Pre-catalyst engine emissions and detrimental injector deposits have been widely associated with the near-nozzle fluid dynamics during and after the injection events. Although the heating and evaporation of fuel films on the nozzle surface directly affects some of these processes, there are no experimental data for the transient evolution of nozzle surface temperature during typical engine conditions. In order to address this gap in knowledge, we present a non-intrusive approach for the full-cycle time resolved measurement of the surface temperature of production nozzles in an optical engine. A mid-wave infrared high-speed camera was calibrated against controlled conditions, both out of engine and in-engine to account for non-ideal in surface emissivity and optical transmissivity. A custom-modified injector with a thermocouple embedded below the nozzle surface was used to validate the approach under running engine conditions. Calibrated infrared thermography was then applied to characterise the nozzle temperature at 1200 frames per second, during motored and fired engine operation, thus revealing for the first time the effect of transient operating conditions on the temperature of the injector nozzle’s surface.

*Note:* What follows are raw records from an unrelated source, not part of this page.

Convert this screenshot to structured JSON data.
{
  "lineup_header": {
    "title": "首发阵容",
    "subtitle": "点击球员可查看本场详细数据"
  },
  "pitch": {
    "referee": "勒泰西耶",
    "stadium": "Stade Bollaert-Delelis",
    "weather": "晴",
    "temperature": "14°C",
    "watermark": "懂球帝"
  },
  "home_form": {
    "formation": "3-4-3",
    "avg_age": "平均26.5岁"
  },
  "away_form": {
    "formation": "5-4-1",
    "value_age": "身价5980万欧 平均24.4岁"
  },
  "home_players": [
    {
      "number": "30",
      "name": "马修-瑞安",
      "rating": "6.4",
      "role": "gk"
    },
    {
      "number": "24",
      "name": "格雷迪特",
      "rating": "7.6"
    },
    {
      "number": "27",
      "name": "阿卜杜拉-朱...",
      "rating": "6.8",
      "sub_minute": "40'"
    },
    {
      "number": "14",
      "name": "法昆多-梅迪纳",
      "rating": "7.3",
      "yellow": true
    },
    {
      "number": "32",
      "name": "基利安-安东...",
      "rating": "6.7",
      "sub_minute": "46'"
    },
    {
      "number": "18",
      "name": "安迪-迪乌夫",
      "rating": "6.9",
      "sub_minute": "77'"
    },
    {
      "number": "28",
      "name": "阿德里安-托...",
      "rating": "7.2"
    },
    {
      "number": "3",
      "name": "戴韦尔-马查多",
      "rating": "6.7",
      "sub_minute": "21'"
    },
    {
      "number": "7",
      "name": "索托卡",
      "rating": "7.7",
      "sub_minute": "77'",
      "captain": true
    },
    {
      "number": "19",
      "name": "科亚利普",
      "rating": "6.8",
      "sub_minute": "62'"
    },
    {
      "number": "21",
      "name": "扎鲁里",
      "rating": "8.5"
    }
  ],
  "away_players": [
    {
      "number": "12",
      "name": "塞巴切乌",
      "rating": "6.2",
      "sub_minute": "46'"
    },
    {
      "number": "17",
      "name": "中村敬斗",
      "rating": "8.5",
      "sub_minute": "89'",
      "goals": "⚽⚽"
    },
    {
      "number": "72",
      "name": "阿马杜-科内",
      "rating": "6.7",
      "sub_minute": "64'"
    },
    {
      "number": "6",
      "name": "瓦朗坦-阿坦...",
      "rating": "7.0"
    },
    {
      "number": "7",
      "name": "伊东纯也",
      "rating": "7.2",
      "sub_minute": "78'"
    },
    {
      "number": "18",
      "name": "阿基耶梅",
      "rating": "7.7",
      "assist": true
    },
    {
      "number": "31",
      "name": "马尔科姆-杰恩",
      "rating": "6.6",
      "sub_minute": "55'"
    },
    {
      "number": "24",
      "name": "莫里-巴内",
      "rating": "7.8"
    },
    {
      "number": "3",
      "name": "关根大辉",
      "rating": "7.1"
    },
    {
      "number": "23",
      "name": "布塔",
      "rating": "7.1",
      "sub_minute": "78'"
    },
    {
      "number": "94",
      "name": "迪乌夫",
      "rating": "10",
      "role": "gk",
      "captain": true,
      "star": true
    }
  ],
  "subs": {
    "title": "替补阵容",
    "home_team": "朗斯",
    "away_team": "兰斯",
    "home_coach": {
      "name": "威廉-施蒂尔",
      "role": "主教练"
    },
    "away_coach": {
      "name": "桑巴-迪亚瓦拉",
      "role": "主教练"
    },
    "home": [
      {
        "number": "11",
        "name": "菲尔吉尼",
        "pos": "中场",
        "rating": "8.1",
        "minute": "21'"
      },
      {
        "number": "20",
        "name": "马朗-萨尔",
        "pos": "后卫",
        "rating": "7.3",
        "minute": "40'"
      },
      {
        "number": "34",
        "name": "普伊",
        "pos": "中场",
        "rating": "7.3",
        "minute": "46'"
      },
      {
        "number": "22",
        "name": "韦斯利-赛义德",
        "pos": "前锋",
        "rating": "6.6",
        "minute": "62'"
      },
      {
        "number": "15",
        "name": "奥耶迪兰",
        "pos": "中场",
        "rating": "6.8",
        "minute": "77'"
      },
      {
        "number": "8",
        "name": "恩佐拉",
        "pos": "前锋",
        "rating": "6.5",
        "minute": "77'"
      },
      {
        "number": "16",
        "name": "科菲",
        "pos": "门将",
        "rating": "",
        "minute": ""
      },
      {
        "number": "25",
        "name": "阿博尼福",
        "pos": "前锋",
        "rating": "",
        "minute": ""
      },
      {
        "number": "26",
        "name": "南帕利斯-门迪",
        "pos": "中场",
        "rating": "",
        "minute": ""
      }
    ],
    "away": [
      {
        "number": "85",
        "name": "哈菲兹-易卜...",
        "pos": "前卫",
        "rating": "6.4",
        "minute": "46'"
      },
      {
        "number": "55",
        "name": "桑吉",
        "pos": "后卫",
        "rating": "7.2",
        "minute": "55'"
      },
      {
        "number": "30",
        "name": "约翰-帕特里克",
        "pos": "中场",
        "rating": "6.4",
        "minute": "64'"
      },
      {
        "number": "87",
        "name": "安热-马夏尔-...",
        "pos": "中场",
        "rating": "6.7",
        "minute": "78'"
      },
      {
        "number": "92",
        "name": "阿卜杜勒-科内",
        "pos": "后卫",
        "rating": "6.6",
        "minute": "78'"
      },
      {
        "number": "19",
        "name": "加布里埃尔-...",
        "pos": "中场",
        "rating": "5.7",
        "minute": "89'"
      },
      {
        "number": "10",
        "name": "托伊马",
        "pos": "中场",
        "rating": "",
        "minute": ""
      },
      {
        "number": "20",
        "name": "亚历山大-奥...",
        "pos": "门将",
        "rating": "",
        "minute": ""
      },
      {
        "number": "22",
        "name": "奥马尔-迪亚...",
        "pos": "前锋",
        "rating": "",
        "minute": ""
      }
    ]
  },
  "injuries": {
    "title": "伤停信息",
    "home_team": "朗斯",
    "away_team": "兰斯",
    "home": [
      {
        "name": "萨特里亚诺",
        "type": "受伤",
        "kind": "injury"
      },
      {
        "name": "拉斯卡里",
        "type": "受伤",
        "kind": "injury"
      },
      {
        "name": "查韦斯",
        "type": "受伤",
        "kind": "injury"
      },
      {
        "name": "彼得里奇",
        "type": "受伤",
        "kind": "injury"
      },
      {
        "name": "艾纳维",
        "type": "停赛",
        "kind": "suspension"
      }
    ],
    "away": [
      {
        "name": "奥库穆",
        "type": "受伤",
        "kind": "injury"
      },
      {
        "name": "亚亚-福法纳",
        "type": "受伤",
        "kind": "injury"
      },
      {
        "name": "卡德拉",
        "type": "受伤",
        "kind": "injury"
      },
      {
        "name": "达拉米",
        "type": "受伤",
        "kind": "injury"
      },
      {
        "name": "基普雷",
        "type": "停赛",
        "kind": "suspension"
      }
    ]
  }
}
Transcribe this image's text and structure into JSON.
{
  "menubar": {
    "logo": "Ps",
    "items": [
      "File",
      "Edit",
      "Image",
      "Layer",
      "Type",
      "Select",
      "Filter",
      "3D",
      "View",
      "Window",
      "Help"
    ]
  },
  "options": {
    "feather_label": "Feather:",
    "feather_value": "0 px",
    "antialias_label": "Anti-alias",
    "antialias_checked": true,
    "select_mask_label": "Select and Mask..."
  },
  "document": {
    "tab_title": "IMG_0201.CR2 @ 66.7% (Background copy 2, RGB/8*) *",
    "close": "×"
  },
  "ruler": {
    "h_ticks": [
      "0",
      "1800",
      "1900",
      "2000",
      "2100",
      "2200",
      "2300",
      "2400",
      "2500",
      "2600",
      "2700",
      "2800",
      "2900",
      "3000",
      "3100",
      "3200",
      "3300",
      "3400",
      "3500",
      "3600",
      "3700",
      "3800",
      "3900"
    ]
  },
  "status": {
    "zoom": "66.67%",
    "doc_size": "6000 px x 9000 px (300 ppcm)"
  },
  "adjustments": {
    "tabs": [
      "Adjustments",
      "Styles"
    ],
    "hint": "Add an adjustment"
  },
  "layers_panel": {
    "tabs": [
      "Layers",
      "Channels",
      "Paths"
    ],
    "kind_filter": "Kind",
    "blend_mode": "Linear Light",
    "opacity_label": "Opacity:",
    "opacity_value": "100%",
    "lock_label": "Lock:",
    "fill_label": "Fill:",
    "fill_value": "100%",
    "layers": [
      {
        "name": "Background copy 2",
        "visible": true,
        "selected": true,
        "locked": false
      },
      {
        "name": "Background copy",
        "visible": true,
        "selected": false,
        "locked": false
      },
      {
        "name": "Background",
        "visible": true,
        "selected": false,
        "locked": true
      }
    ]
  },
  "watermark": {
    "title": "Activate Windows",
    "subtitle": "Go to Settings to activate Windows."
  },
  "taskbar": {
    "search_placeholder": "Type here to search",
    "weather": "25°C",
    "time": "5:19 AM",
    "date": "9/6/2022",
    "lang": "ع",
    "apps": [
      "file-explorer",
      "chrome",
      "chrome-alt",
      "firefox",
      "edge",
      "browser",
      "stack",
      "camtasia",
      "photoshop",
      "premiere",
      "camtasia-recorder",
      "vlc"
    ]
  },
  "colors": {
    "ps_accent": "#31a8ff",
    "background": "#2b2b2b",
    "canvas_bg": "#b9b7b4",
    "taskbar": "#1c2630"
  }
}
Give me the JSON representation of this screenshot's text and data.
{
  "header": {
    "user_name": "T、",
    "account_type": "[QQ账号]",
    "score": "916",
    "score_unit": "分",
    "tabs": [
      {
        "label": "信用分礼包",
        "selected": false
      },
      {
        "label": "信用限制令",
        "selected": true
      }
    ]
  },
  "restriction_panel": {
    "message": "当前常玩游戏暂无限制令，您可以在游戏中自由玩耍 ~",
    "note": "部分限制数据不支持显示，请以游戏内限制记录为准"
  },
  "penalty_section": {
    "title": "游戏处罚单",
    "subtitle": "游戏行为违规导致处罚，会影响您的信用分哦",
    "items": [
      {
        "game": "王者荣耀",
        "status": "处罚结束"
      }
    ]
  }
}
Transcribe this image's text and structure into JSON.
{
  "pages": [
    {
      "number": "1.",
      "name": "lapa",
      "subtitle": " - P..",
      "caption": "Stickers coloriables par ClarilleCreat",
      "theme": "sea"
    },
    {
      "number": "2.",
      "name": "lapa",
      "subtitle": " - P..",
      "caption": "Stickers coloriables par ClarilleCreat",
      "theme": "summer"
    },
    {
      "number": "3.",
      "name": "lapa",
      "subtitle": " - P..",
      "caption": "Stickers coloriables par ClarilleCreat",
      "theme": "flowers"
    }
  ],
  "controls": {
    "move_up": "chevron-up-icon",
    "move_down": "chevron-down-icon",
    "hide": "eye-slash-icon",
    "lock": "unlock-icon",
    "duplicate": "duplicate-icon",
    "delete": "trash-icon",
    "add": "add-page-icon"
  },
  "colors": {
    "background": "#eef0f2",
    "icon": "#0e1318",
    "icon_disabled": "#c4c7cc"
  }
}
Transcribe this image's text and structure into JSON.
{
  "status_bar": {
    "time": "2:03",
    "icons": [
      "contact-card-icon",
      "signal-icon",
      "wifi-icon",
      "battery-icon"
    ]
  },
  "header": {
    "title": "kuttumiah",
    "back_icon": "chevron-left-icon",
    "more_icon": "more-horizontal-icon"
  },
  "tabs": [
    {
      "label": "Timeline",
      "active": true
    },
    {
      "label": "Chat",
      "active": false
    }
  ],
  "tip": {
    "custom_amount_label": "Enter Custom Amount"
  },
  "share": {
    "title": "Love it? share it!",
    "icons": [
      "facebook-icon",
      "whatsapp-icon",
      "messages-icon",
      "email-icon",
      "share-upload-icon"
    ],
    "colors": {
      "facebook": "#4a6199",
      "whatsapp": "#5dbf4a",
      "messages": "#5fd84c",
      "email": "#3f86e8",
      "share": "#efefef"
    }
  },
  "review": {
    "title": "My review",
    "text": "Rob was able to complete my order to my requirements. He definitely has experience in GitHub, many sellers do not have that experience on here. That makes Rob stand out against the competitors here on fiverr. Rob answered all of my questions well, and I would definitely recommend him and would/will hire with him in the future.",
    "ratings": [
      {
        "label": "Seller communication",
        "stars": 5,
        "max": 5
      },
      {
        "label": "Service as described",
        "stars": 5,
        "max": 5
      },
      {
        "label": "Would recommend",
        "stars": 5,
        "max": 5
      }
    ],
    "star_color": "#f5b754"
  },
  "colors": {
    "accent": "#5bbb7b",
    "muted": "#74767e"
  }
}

Bibliographical noteThis is an open access article distributed under the Creative Commons Attribution License which permits unrestricted use, distribution, and reproduction in any medium, provided the original work is properly cited. Funding Information: Funding: This work was supported by the UK’s Engineering and Physical Science Research Council (EPSRC grant EP/S513751/1) and BP International Ltd. Raúl Payri was hosted at the University of Brighton under the Salvador de Madariaga programme (reference PRX18/00243) from Ministerio de Ciencia, Innovacion y universidades from the Spanish Government.
- Engine load
- Fuel evaporation
- Mid-wave infrared (MWIR)